It’s James Jordan’s name and son Michael Jordan’s fame that will bring audiences to IMDb TV’s “Moment of Truth,” but the docuseries has little to do with them. The five-part documentary, set to begin streaming Friday on the Amazon-owned website, is really about justice, incompetence, inconsistencies and allegations of corruption.
The focus of “Moment” is the judicial muck of North Carolina’s Robeson County, where the crime’s investigation and prosecution have a lot for which to answer, and the fate of Daniel Green, one of two men convicted in connection with the murder committed while they were teenagers. “The crime and the murder of James Jordan is really the gateway to a larger story that we’re telling in this series,” Matthew Perniciaro — a director, writer and producer of the documentary — said by phone Wednesday. “That larger story is focused on corruption in law enforcement and systemic racism in the criminal justice system.”
An Asian American man reported to Phoenix police that a beer bottle was thrown at him while he attended a Suns basketball game with his two children at Phoenix Suns Arena in downtown Phoenix, police officials confirmed on Wednesday. The victim contacted police about 9:40 p.m. on Tuesday to report the attack. Phoenix police spokesperson Sgt. Mercedes Fortune said officers are attempting to obtain video of the incident and an investigation is ongoing, as incidents of anti-Asian violence are occurring nationwide. Fortune said the incident may be “bias related.”
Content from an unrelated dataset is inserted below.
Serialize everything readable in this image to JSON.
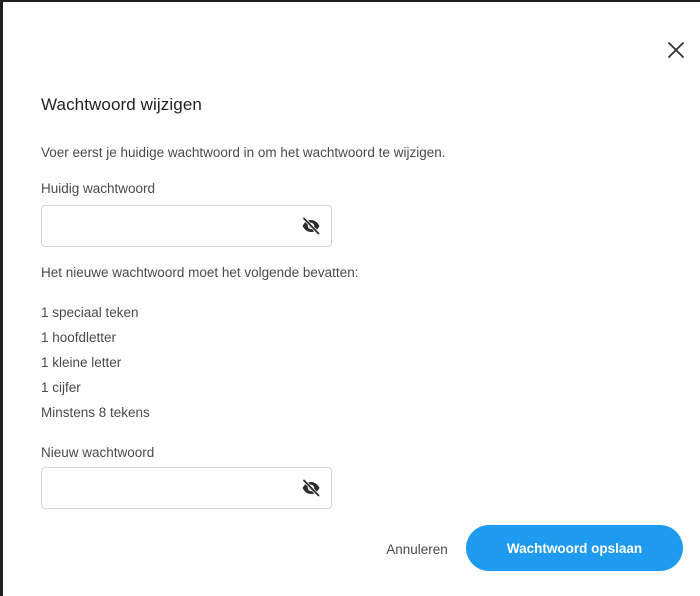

The incident was reported on Twitter the same night by Vicente Reid, the CEO of Arizona Asian Chamber of Commerce, an organization that serves the Asian American and Pacific Islander community in Arizona. Reid, a friend of the victim, told The Arizona Republic he believes a hate crime was committed. “It was completely unprovoked,” Reid said. “He was with his two young kids, and hears some guy shout “[expletive] Asians” and he gets hit with a beer bottle.” Reid said the victim was especially furious because the incident happened in front of his children, and he told Reid they were “traumatized.”
The oldest son of Memphis Grizzlies coach Taylor Jenkins was arrested and charged with one felony count of filing a false offense report, according to legal documents obtained by The Commercial Appeal. Alberto Jenkins, 24, lied to police when he said he was kidnapped and his car was stolen in an armed robbery after being approached by four men while leaving his shift at Tug’s Casual Grill on March 21, according to the affidavit.
According to court documents, when Jenkins didn’t want to prosecute and was “confronted by inconsistencies in his story,” he admitted that he lied and was looking to purchase cocaine from a group of men. They took him around to look for the drugs, but he “became scared and abandoned his vehicle and property leaving in the possession of these unidentified males.”
Yao, 22, filed for divorce from the NBA player, 24, in December, days after Beasley made headlines for his PDA-filled outing with Larsa Pippen while they were still married. On Monday, March 29, a Minnesota court ruled on “temporary” requests made by Yao while Beasley motioned to prove the paternity of the pair’s 2-year-old son, Makai. According to the filing, Beasley “now contests paternity” and has already taken the test to learn whether he is the biological father of Makai. “[The] results of those tests are unknown as of the date of this Order,” the documents, obtained by Us, state.